Problem to work on: The reply should contain all of the data below, word for word.

Input records START

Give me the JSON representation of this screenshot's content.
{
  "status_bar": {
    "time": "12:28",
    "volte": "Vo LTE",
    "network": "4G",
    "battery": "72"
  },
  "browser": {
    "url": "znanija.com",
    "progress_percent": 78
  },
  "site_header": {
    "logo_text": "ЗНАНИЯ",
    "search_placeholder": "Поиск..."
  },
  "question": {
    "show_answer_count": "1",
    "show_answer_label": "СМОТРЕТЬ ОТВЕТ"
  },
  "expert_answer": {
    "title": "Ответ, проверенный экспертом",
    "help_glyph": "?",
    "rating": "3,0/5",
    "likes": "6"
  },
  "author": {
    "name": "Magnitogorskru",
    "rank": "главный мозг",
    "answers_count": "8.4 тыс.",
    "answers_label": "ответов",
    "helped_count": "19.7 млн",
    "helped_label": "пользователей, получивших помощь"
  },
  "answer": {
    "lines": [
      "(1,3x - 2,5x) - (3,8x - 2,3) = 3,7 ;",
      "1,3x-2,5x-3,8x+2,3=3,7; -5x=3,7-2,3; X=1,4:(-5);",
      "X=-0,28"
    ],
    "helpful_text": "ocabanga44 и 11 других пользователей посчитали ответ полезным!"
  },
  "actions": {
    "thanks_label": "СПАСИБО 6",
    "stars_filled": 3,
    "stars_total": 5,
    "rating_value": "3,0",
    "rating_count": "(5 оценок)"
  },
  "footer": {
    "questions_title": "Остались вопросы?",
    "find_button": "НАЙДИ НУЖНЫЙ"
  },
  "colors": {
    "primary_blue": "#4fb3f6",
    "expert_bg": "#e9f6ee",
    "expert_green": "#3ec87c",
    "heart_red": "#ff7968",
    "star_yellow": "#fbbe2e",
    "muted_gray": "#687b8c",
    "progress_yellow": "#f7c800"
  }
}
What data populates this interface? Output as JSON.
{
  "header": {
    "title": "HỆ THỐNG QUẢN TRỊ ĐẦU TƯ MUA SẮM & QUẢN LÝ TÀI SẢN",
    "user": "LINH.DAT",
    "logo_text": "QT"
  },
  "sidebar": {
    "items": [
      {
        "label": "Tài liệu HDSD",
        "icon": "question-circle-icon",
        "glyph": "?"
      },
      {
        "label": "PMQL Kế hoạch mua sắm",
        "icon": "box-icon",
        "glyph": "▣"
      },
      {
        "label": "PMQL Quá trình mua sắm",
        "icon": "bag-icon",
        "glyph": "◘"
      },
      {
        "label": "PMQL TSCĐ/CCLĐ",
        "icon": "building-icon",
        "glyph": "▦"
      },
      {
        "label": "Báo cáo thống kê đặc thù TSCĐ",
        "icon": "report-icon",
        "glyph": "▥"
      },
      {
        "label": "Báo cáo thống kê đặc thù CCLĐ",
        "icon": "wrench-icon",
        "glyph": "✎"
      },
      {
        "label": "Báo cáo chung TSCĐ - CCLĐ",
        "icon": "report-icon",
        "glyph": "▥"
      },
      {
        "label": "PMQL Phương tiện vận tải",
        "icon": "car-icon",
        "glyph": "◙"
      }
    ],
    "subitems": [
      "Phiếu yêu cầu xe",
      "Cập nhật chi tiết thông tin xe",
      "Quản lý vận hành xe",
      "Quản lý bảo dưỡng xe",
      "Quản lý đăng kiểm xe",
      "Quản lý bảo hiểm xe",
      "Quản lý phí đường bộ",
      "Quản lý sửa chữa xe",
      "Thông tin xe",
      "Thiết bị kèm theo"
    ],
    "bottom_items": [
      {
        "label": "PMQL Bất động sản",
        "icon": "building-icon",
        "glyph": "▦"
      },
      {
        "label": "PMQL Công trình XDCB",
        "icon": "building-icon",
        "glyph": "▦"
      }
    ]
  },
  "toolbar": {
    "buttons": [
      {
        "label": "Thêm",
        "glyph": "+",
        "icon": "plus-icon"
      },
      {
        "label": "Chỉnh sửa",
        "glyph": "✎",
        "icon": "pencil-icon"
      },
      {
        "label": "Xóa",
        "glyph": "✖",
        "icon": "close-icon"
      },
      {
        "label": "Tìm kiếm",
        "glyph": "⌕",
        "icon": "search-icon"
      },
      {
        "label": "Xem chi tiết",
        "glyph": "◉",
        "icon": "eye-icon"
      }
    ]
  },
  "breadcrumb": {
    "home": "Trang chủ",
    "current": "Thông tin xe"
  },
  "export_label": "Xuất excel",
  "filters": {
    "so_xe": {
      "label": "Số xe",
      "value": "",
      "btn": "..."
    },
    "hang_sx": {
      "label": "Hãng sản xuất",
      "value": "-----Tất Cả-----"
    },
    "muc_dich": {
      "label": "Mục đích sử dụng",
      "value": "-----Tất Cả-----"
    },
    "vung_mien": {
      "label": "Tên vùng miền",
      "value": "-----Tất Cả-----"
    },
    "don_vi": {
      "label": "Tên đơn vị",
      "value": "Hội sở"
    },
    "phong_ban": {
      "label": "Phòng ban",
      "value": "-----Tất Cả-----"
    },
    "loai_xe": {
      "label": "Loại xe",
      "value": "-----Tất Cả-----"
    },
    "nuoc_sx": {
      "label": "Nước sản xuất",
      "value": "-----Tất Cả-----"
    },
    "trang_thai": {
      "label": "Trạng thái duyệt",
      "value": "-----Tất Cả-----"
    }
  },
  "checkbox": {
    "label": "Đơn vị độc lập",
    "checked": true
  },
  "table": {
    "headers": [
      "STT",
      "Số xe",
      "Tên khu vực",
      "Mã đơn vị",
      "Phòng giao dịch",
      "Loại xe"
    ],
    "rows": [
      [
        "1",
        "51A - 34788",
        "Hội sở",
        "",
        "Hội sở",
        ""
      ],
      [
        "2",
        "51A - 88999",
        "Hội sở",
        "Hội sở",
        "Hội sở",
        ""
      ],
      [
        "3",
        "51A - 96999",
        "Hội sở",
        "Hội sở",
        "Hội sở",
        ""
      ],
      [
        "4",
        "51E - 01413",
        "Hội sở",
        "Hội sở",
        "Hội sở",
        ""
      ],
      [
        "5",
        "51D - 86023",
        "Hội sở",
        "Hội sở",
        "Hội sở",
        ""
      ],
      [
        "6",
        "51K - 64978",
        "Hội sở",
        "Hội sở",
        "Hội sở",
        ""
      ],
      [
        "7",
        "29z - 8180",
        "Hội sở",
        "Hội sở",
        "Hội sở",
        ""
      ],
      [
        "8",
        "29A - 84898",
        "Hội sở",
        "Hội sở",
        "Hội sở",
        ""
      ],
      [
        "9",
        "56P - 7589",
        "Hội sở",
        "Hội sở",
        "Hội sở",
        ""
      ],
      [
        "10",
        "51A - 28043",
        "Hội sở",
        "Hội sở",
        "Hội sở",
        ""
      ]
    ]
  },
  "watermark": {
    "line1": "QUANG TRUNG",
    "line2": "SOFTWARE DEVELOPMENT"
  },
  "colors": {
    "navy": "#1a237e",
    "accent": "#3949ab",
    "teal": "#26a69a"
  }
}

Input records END

Solution to this exercise:
Give me the JSON representation of this screenshot's content.
{
  "status_bar": {
    "time": "12:28",
    "volte": "Vo LTE",
    "network": "4G",
    "battery": "72"
  },
  "browser": {
    "url": "znanija.com",
    "progress_percent": 78
  },
  "site_header": {
    "logo_text": "ЗНАНИЯ",
    "search_placeholder": "Поиск..."
  },
  "question": {
    "show_answer_count": "1",
    "show_answer_label": "СМОТРЕТЬ ОТВЕТ"
  },
  "expert_answer": {
    "title": "Ответ, проверенный экспертом",
    "help_glyph": "?",
    "rating": "3,0/5",
    "likes": "6"
  },
  "author": {
    "name": "Magnitogorskru",
    "rank": "главный мозг",
    "answers_count": "8.4 тыс.",
    "answers_label": "ответов",
    "helped_count": "19.7 млн",
    "helped_label": "пользователей, получивших помощь"
  },
  "answer": {
    "lines": [
      "(1,3x - 2,5x) - (3,8x - 2,3) = 3,7 ;",
      "1,3x-2,5x-3,8x+2,3=3,7; -5x=3,7-2,3; X=1,4:(-5);",
      "X=-0,28"
    ],
    "helpful_text": "ocabanga44 и 11 других пользователей посчитали ответ полезным!"
  },
  "actions": {
    "thanks_label": "СПАСИБО 6",
    "stars_filled": 3,
    "stars_total": 5,
    "rating_value": "3,0",
    "rating_count": "(5 оценок)"
  },
  "footer": {
    "questions_title": "Остались вопросы?",
    "find_button": "НАЙДИ НУЖНЫЙ"
  },
  "colors": {
    "primary_blue": "#4fb3f6",
    "expert_bg": "#e9f6ee",
    "expert_green": "#3ec87c",
    "heart_red": "#ff7968",
    "star_yellow": "#fbbe2e",
    "muted_gray": "#687b8c",
    "progress_yellow": "#f7c800"
  }
}
What data populates this interface? Output as JSON.
{
  "header": {
    "title": "HỆ THỐNG QUẢN TRỊ ĐẦU TƯ MUA SẮM & QUẢN LÝ TÀI SẢN",
    "user": "LINH.DAT",
    "logo_text": "QT"
  },
  "sidebar": {
    "items": [
      {
        "label": "Tài liệu HDSD",
        "icon": "question-circle-icon",
        "glyph": "?"
      },
      {
        "label": "PMQL Kế hoạch mua sắm",
        "icon": "box-icon",
        "glyph": "▣"
      },
      {
        "label": "PMQL Quá trình mua sắm",
        "icon": "bag-icon",
        "glyph": "◘"
      },
      {
        "label": "PMQL TSCĐ/CCLĐ",
        "icon": "building-icon",
        "glyph": "▦"
      },
      {
        "label": "Báo cáo thống kê đặc thù TSCĐ",
        "icon": "report-icon",
        "glyph": "▥"
      },
      {
        "label": "Báo cáo thống kê đặc thù CCLĐ",
        "icon": "wrench-icon",
        "glyph": "✎"
      },
      {
        "label": "Báo cáo chung TSCĐ - CCLĐ",
        "icon": "report-icon",
        "glyph": "▥"
      },
      {
        "label": "PMQL Phương tiện vận tải",
        "icon": "car-icon",
        "glyph": "◙"
      }
    ],
    "subitems": [
      "Phiếu yêu cầu xe",
      "Cập nhật chi tiết thông tin xe",
      "Quản lý vận hành xe",
      "Quản lý bảo dưỡng xe",
      "Quản lý đăng kiểm xe",
      "Quản lý bảo hiểm xe",
      "Quản lý phí đường bộ",
      "Quản lý sửa chữa xe",
      "Thông tin xe",
      "Thiết bị kèm theo"
    ],
    "bottom_items": [
      {
        "label": "PMQL Bất động sản",
        "icon": "building-icon",
        "glyph": "▦"
      },
      {
        "label": "PMQL Công trình XDCB",
        "icon": "building-icon",
        "glyph": "▦"
      }
    ]
  },
  "toolbar": {
    "buttons": [
      {
        "label": "Thêm",
        "glyph": "+",
        "icon": "plus-icon"
      },
      {
        "label": "Chỉnh sửa",
        "glyph": "✎",
        "icon": "pencil-icon"
      },
      {
        "label": "Xóa",
        "glyph": "✖",
        "icon": "close-icon"
      },
      {
        "label": "Tìm kiếm",
        "glyph": "⌕",
        "icon": "search-icon"
      },
      {
        "label": "Xem chi tiết",
        "glyph": "◉",
        "icon": "eye-icon"
      }
    ]
  },
  "breadcrumb": {
    "home": "Trang chủ",
    "current": "Thông tin xe"
  },
  "export_label": "Xuất excel",
  "filters": {
    "so_xe": {
      "label": "Số xe",
      "value": "",
      "btn": "..."
    },
    "hang_sx": {
      "label": "Hãng sản xuất",
      "value": "-----Tất Cả-----"
    },
    "muc_dich": {
      "label": "Mục đích sử dụng",
      "value": "-----Tất Cả-----"
    },
    "vung_mien": {
      "label": "Tên vùng miền",
      "value": "-----Tất Cả-----"
    },
    "don_vi": {
      "label": "Tên đơn vị",
      "value": "Hội sở"
    },
    "phong_ban": {
      "label": "Phòng ban",
      "value": "-----Tất Cả-----"
    },
    "loai_xe": {
      "label": "Loại xe",
      "value": "-----Tất Cả-----"
    },
    "nuoc_sx": {
      "label": "Nước sản xuất",
      "value": "-----Tất Cả-----"
    },
    "trang_thai": {
      "label": "Trạng thái duyệt",
      "value": "-----Tất Cả-----"
    }
  },
  "checkbox": {
    "label": "Đơn vị độc lập",
    "checked": true
  },
  "table": {
    "headers": [
      "STT",
      "Số xe",
      "Tên khu vực",
      "Mã đơn vị",
      "Phòng giao dịch",
      "Loại xe"
    ],
    "rows": [
      [
        "1",
        "51A - 34788",
        "Hội sở",
        "",
        "Hội sở",
        ""
      ],
      [
        "2",
        "51A - 88999",
        "Hội sở",
        "Hội sở",
        "Hội sở",
        ""
      ],
      [
        "3",
        "51A - 96999",
        "Hội sở",
        "Hội sở",
        "Hội sở",
        ""
      ],
      [
        "4",
        "51E - 01413",
        "Hội sở",
        "Hội sở",
        "Hội sở",
        ""
      ],
      [
        "5",
        "51D - 86023",
        "Hội sở",
        "Hội sở",
        "Hội sở",
        ""
      ],
      [
        "6",
        "51K - 64978",
        "Hội sở",
        "Hội sở",
        "Hội sở",
        ""
      ],
      [
        "7",
        "29z - 8180",
        "Hội sở",
        "Hội sở",
        "Hội sở",
        ""
      ],
      [
        "8",
        "29A - 84898",
        "Hội sở",
        "Hội sở",
        "Hội sở",
        ""
      ],
      [
        "9",
        "56P - 7589",
        "Hội sở",
        "Hội sở",
        "Hội sở",
        ""
      ],
      [
        "10",
        "51A - 28043",
        "Hội sở",
        "Hội sở",
        "Hội sở",
        ""
      ]
    ]
  },
  "watermark": {
    "line1": "QUANG TRUNG",
    "line2": "SOFTWARE DEVELOPMENT"
  },
  "colors": {
    "navy": "#1a237e",
    "accent": "#3949ab",
    "teal": "#26a69a"
  }
}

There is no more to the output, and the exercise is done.